The inauguration of the statue was a huge event (Photo: Fortepan/No.: 115777)
The inauguration of the statue took place on 21 May 1906. It was a huge ceremony that even the king joined. The Vasárnapi Ujság praised the event in its 27 May 1906 issue:
“It is a historical, ecclesiastical and artistic celebration at the same time, because on this day the statue of the first Hungarian king and the first Hungarian saint, King Saint Stephen, was unveiled in Buda Castle.
In his artistic manifestation, the gratitude of the nation was not very urgent in the direction of the founder of the historical Hungarian empire. It took almost a thousand years to get the first Hungarian king a statue in the Hungarian capital, still the first king statue in Budapest.”
However, not everyone liked the work. The 27 May 1906 issue of Uj Idők wrote:
“The figure of Stephen, on his bronze parapet, looks small when measured against the pedestal: in addition to the Gothic Matthias Church and the strong, massive bastion towers, both the horse and the rider look scrawny. If this is about the mass layout of the statue, it is doubly about the detailed solution. The real plasticity is obscured by the variegated web of goldsmith's works, brocades, tinsels, and tools and shows almost nothing of the horse and rider. It is not so much a monument as a magnified goldsmith's work with a thousand irrelevant ancillary works. The most offensive of these is the wire-glory above the king's head and the adornment of the horse's saddle cover, which hangs far down low in rich tufts and tiny fringes.”
Despite the judgement above, the statue has been standing next to the Matthias Church for 115 years, and thousands of tourists visit and read that the statue depicts Saint Stephen, the first Christian ruler of Hungary, whose memory has been cherished by the Hungarians for almost a thousand years.
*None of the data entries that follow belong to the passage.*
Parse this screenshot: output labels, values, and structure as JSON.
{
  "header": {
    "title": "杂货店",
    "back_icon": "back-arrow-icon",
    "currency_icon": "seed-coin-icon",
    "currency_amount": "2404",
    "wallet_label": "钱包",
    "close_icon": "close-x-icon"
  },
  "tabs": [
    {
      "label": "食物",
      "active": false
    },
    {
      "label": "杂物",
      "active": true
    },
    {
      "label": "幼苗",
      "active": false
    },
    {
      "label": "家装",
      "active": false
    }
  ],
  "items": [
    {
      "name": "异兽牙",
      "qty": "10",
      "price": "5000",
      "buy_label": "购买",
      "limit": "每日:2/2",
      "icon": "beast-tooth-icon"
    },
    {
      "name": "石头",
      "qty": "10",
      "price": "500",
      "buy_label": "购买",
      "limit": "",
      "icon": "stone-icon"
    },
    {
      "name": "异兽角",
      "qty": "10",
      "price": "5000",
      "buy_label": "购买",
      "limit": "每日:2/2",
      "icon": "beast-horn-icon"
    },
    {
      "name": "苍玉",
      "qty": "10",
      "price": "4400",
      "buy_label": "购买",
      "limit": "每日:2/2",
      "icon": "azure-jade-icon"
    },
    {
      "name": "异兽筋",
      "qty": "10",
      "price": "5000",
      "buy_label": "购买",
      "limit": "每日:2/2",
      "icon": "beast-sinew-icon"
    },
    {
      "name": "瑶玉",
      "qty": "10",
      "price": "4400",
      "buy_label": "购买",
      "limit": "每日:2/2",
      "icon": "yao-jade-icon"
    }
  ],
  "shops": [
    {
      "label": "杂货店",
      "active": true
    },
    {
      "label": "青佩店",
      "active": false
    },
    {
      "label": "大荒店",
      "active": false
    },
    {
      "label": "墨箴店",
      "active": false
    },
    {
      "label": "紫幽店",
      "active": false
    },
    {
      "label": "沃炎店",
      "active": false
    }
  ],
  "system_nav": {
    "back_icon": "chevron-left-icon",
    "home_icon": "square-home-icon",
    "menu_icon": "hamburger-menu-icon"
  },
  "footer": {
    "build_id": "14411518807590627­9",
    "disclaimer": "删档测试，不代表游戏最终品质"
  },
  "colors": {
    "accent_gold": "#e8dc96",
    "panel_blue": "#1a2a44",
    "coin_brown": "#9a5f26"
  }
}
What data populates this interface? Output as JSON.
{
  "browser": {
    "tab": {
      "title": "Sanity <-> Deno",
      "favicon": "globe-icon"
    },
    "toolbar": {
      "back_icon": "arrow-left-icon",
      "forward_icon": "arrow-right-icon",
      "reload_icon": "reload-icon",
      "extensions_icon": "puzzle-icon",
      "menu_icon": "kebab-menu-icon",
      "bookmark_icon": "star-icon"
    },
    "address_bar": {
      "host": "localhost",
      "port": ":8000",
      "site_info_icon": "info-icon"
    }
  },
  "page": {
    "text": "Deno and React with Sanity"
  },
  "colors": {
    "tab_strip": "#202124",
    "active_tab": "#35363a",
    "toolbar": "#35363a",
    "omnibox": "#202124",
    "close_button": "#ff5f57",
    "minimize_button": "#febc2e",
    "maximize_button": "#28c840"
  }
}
Cover photo: Statue of Saint Stephen, the state-forming king of the Hungarians (Photo: Balázs Both/pestbuda.hu)